Although the "Emerald Isle" is divided into two regions, representatives from both Northern Ireland and the Republic of Ireland share a common goal of re-connecting their homelands with their scattered “diaspora.”
“Our diaspora is hugely important to us, not least our diaspora here in the United States. Twelve percent of the population of the United States is Irish-American,” said Michael Collins, Ireland's ambassador to the U.S., at a luncheon held in Atlanta to celebrate the opening of Ireland’s new consulate general in Atlanta.
Speaking to an audience at the Ritz-Carlton Buckhead on Feb. 17, he said that bridging the gap between Ireland and Irish-Americans was a work in progress with varying levels of interests.
“Not all members of the 40 million family here are equally interested in Ireland. Some are passionately interested, some need to be reminded, and some are not interested at all,” he said.
Mr. Collins said that Ireland is developing new and progressive ways to engage this family, including the Global Irish Network, a forum for Irish and Irish-connected people abroad to exchange ideas on economic opportunities and issues.
Developed at the Global Irish Economic Forum last year in Dublin, the network currently includes over 300 people in 37 countries.
On a visit to Atlanta three weeks earlier for a British American Business Group luncheon, Mark Finlay, director of the economic development initiative Northern Irish Connections, said business organizations in Northern Ireland are also looking to cultivate potential “seeds” of business growth in Atlanta and around the U.S.
Scots-Irish Americans including an estimated 250,000 Irish Presbyterian and Protestant dissenters from the Province of Ulster migrated to North America's Appalachian Mountain area during the colonial era.
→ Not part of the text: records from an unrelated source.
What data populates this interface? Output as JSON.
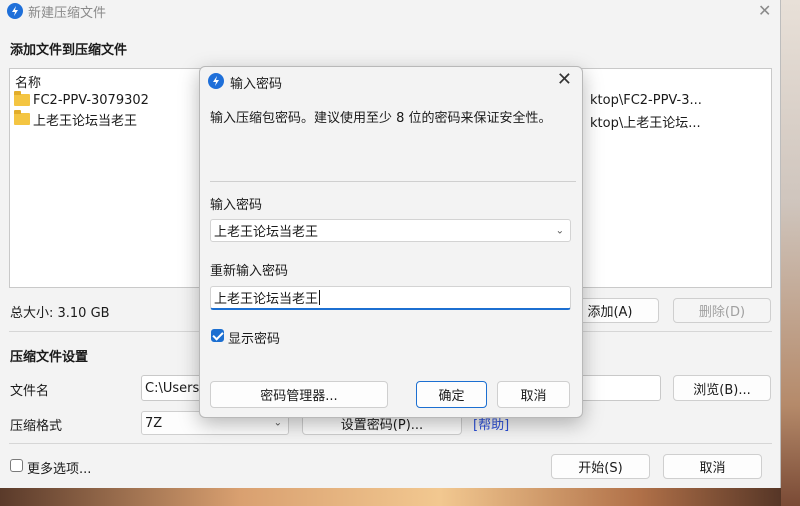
{
  "main_window": {
    "title": "新建压缩文件",
    "add_files_section": "添加文件到压缩文件",
    "file_list": {
      "header": "名称",
      "rows": [
        {
          "name": "FC2-PPV-3079302",
          "path": "ktop\\FC2-PPV-3..."
        },
        {
          "name": "上老王论坛当老王",
          "path": "ktop\\上老王论坛..."
        }
      ]
    },
    "total_size_label": "总大小: 3.10 GB",
    "add_button": "添加(A)",
    "delete_button": "删除(D)",
    "settings_section": "压缩文件设置",
    "filename_label": "文件名",
    "filename_value": "C:\\Users\\",
    "browse_button": "浏览(B)...",
    "format_label": "压缩格式",
    "format_value": "7Z",
    "set_password_button": "设置密码(P)...",
    "help_link": "[帮助]",
    "more_options_label": "更多选项...",
    "start_button": "开始(S)",
    "cancel_button": "取消"
  },
  "dialog": {
    "title": "输入密码",
    "description": "输入压缩包密码。建议使用至少 8 位的密码来保证安全性。",
    "password_label": "输入密码",
    "password_value": "上老王论坛当老王",
    "reenter_label": "重新输入密码",
    "reenter_value": "上老王论坛当老王",
    "show_password_label": "显示密码",
    "show_password_checked": true,
    "manager_button": "密码管理器...",
    "ok_button": "确定",
    "cancel_button": "取消"
  },
  "colors": {
    "accent": "#1c6fd1",
    "link": "#2b4fd8",
    "app_icon": "#1e6fd9"
  }
}
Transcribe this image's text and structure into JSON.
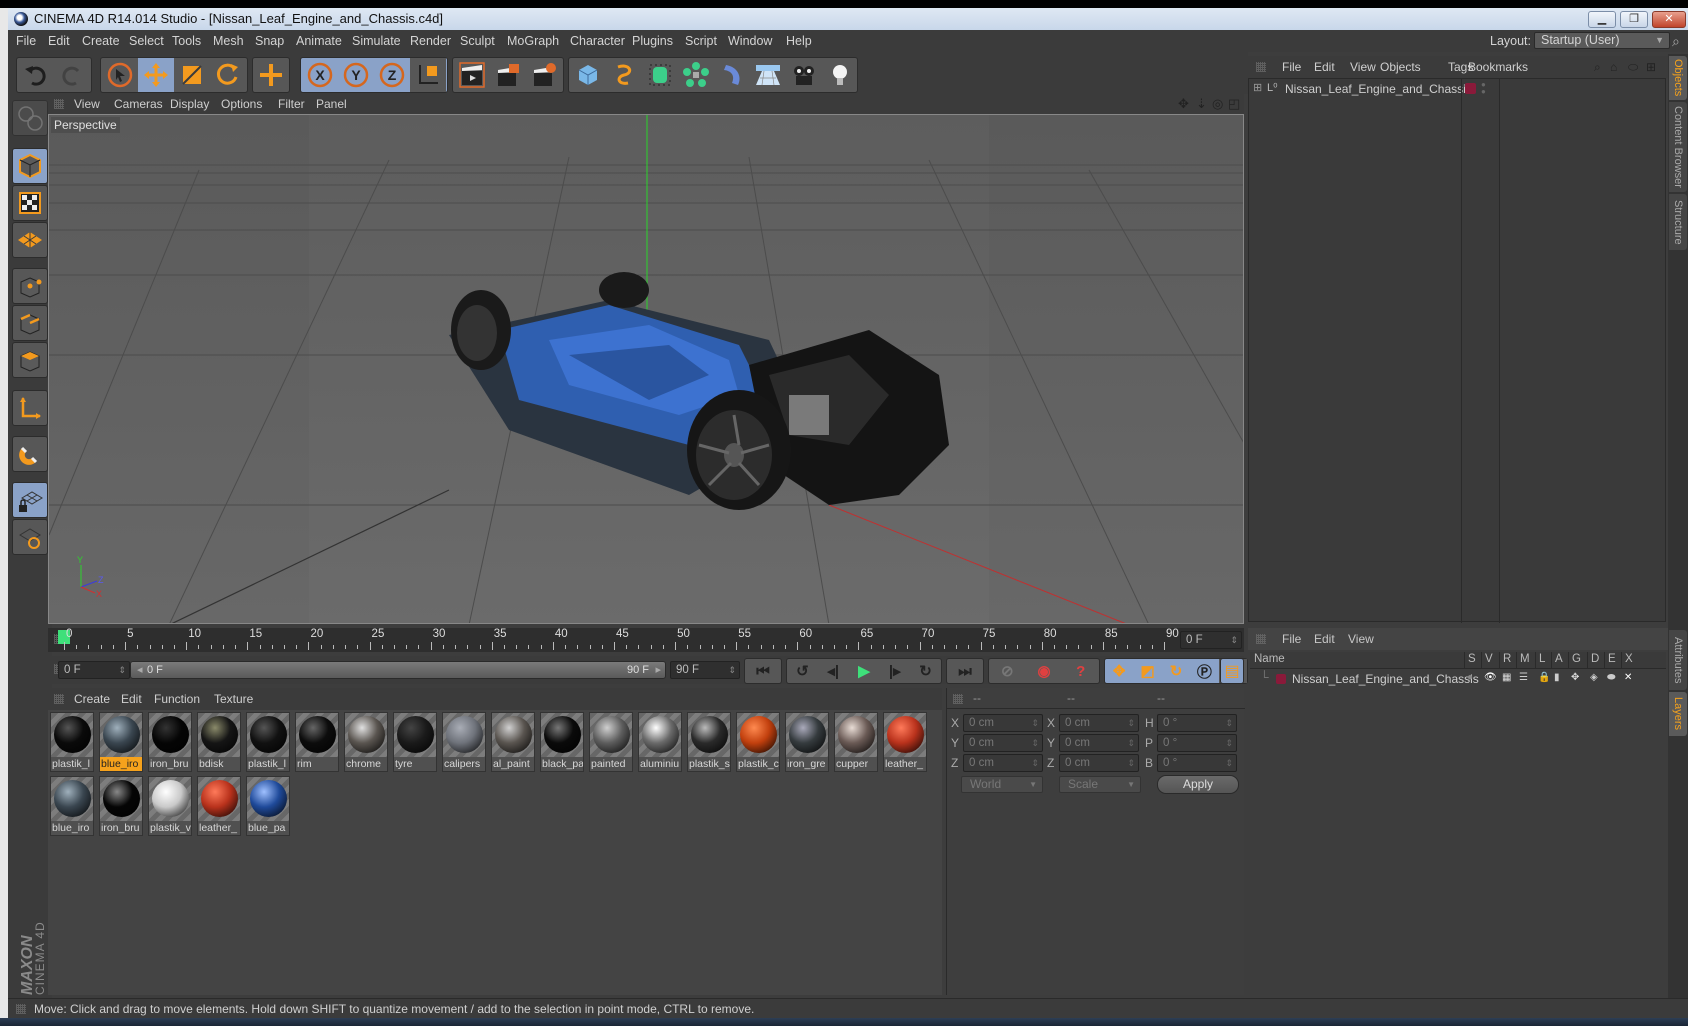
{
  "window": {
    "title": "CINEMA 4D R14.014 Studio - [Nissan_Leaf_Engine_and_Chassis.c4d]",
    "controls": {
      "minimize": "minimize-icon",
      "restore": "restore-icon",
      "close": "close-icon"
    }
  },
  "menubar": {
    "items": [
      "File",
      "Edit",
      "Create",
      "Select",
      "Tools",
      "Mesh",
      "Snap",
      "Animate",
      "Simulate",
      "Render",
      "Sculpt",
      "MoGraph",
      "Character",
      "Plugins",
      "Script",
      "Window",
      "Help"
    ],
    "layout_label": "Layout:",
    "layout_value": "Startup (User)"
  },
  "toolbar": {
    "groups": [
      {
        "name": "history",
        "items": [
          "undo-icon",
          "redo-icon"
        ]
      },
      {
        "name": "tools",
        "items": [
          "live-selection-icon",
          "move-icon",
          "scale-icon",
          "rotate-icon"
        ]
      },
      {
        "name": "recent",
        "items": [
          "recent-tool-icon"
        ]
      },
      {
        "name": "axis",
        "items": [
          "x-axis-lock-icon",
          "y-axis-lock-icon",
          "z-axis-lock-icon",
          "coordinate-system-icon"
        ]
      },
      {
        "name": "render",
        "items": [
          "render-view-icon",
          "render-picture-viewer-icon",
          "render-settings-icon"
        ]
      },
      {
        "name": "objects",
        "items": [
          "cube-icon",
          "spline-icon",
          "nurbs-icon",
          "array-icon",
          "deformer-icon",
          "floor-icon",
          "camera-icon",
          "light-icon"
        ]
      }
    ]
  },
  "left_tools": [
    "make-editable-icon",
    "model-mode-icon",
    "texture-mode-icon",
    "workplane-mode-icon",
    "points-mode-icon",
    "edges-mode-icon",
    "polygons-mode-icon",
    "axis-mode-icon",
    "snap-magnet-icon",
    "locked-workplane-icon",
    "planar-workplane-icon"
  ],
  "viewport": {
    "menu": [
      "View",
      "Cameras",
      "Display",
      "Options",
      "Filter",
      "Panel"
    ],
    "label": "Perspective",
    "nav_icons": [
      "pan-icon",
      "dolly-icon",
      "orbit-icon",
      "maximize-view-icon"
    ],
    "axis_labels": {
      "y": "Y",
      "z": "Z",
      "x": "X"
    }
  },
  "timeline": {
    "ticks": [
      "0",
      "5",
      "10",
      "15",
      "20",
      "25",
      "30",
      "35",
      "40",
      "45",
      "50",
      "55",
      "60",
      "65",
      "70",
      "75",
      "80",
      "85",
      "90"
    ],
    "current_frame": "0 F",
    "start_field": "0 F",
    "range_start": "0 F",
    "range_end": "90 F",
    "end_field": "90 F"
  },
  "playback": {
    "buttons": [
      "go-to-start-icon",
      "previous-key-icon",
      "step-back-icon",
      "play-icon",
      "step-forward-icon",
      "next-key-icon",
      "go-to-end-icon"
    ],
    "record": [
      "motion-record-icon",
      "record-active-icon",
      "autokey-icon"
    ],
    "key_types": [
      "key-position-icon",
      "key-scale-icon",
      "key-rotation-icon",
      "key-parameter-icon",
      "key-point-level-icon"
    ],
    "timeline_button": "timeline-icon"
  },
  "materials": {
    "menu": [
      "Create",
      "Edit",
      "Function",
      "Texture"
    ],
    "items": [
      {
        "name": "plastik_l",
        "color": "#0a0a0a",
        "hl": "#555"
      },
      {
        "name": "blue_iro",
        "color": "#3a4650",
        "hl": "#9fb0bc",
        "selected": true
      },
      {
        "name": "iron_bru",
        "color": "#050505",
        "hl": "#333"
      },
      {
        "name": "bdisk",
        "color": "#151515",
        "hl": "#8a8a6a"
      },
      {
        "name": "plastik_l",
        "color": "#111",
        "hl": "#555"
      },
      {
        "name": "rim",
        "color": "#0c0c0c",
        "hl": "#666"
      },
      {
        "name": "chrome",
        "color": "#5a5550",
        "hl": "#e0e0e0"
      },
      {
        "name": "tyre",
        "color": "#1a1a1a",
        "hl": "#444"
      },
      {
        "name": "calipers",
        "color": "#6f737b",
        "hl": "#a9adb6"
      },
      {
        "name": "al_paint",
        "color": "#5a5550",
        "hl": "#d0d0d0"
      },
      {
        "name": "black_pa",
        "color": "#0a0a0a",
        "hl": "#777"
      },
      {
        "name": "painted",
        "color": "#5d5d5d",
        "hl": "#cfcfcf"
      },
      {
        "name": "aluminiu",
        "color": "#6a6a6a",
        "hl": "#ffffff"
      },
      {
        "name": "plastik_s",
        "color": "#2a2a2a",
        "hl": "#bbb"
      },
      {
        "name": "plastik_c",
        "color": "#c2400e",
        "hl": "#ff8a50"
      },
      {
        "name": "iron_gre",
        "color": "#353b3e",
        "hl": "#aab"
      },
      {
        "name": "cupper",
        "color": "#6a5a55",
        "hl": "#e8dcd5"
      },
      {
        "name": "leather_",
        "color": "#b9321c",
        "hl": "#ff7a5a"
      },
      {
        "name": "blue_iro",
        "color": "#3a4650",
        "hl": "#9fb0bc"
      },
      {
        "name": "iron_bru",
        "color": "#050505",
        "hl": "#888"
      },
      {
        "name": "plastik_v",
        "color": "#c9c9c9",
        "hl": "#ffffff"
      },
      {
        "name": "leather_",
        "color": "#b9321c",
        "hl": "#ff7a5a"
      },
      {
        "name": "blue_pa",
        "color": "#1f4a9a",
        "hl": "#9fc0ff"
      }
    ]
  },
  "coordinates": {
    "headers": [
      "--",
      "--",
      "--"
    ],
    "rows": [
      {
        "pos_label": "X",
        "pos": "0 cm",
        "size_label": "X",
        "size": "0 cm",
        "rot_label": "H",
        "rot": "0 °"
      },
      {
        "pos_label": "Y",
        "pos": "0 cm",
        "size_label": "Y",
        "size": "0 cm",
        "rot_label": "P",
        "rot": "0 °"
      },
      {
        "pos_label": "Z",
        "pos": "0 cm",
        "size_label": "Z",
        "size": "0 cm",
        "rot_label": "B",
        "rot": "0 °"
      }
    ],
    "mode_select": "World",
    "size_select": "Scale",
    "apply_label": "Apply"
  },
  "objects_panel": {
    "menu": [
      "File",
      "Edit",
      "View",
      "Objects",
      "Tags",
      "Bookmarks"
    ],
    "tree": [
      {
        "name": "Nissan_Leaf_Engine_and_Chassis",
        "layer_color": "#8a1a3a"
      }
    ]
  },
  "layers_panel": {
    "menu": [
      "File",
      "Edit",
      "View"
    ],
    "columns": [
      "Name",
      "S",
      "V",
      "R",
      "M",
      "L",
      "A",
      "G",
      "D",
      "E",
      "X"
    ],
    "rows": [
      {
        "name": "Nissan_Leaf_Engine_and_Chassis",
        "color": "#8a1a3a"
      }
    ]
  },
  "side_tabs": {
    "top": [
      {
        "label": "Objects",
        "selected": true
      },
      {
        "label": "Content Browser"
      },
      {
        "label": "Structure"
      }
    ],
    "bottom": [
      {
        "label": "Attributes"
      },
      {
        "label": "Layers",
        "selected": true
      }
    ]
  },
  "branding": {
    "line1": "MAXON",
    "line2": "CINEMA 4D"
  },
  "status": "Move: Click and drag to move elements. Hold down SHIFT to quantize movement / add to the selection in point mode, CTRL to remove.",
  "colors": {
    "accent": "#f6a21c",
    "selected_tool": "#8aa2c8",
    "panel": "#3d3d3d",
    "play": "#3ee07a"
  }
}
Most Scots-Irish were descended from Scottish and English families who moved to Ireland in the 17th century.
The migration of Catholic Irish occurred primarily in the 19th century during the Irish Potato Famine.
After traveling around the U.S., Mr. Finlay plans to release a report before March 17 on business opportunities between Northern Ireland and its diaspora, a term which he said comes from the Greek word for “scattered seeds.”
Sponsored by the University of Ulster, the Northern Ireland Tourist Board, the economic development agency Invest Northern Ireland and other business organizations, the initiative commissioned Mr. Finlay to explore opportunities in cities across the U.S.
He added that he wanted to hear about business prospects in cities with well-established Northern Irish communities such as Boston or New York and in cities with smaller communities such as Atlanta or San Antonio.
“I want to hear from you as to how we can leverage these relationships better,” said Mr. Finlay over a BABG luncheon on Feb. 1.
Addressing a crowd of 20-25 business professionals and government officials, including Annabelle Malins, the British consul general in Atlanta, he noted that he saw potential business opportunities between Atlanta and Northern Ireland in software development, mobile technology and tourism.
Mr. Finlay added that tourism and genealogy are growing connections to the region that he particularly wanted to develop between Atlanta and Belfast.
He noted that these connections “happen one business deal at a time.”
Ireland's ambassador, Mr. Collins, shared his northern neighbor’s sentiment and encouraged the audience at the Ritz-Carlton luncheon attended by more than 270 people to visit Ireland and re-connect to their heritage.
“Please come home. There has never been a better time to visit the homeland,” said Mr. Collins.
To send Mr. Finlay business recommendations, contact him via firstname.lastname@example.org.
For more information on the Irish Consulate, visit www.consulateofirelandatlanta.org.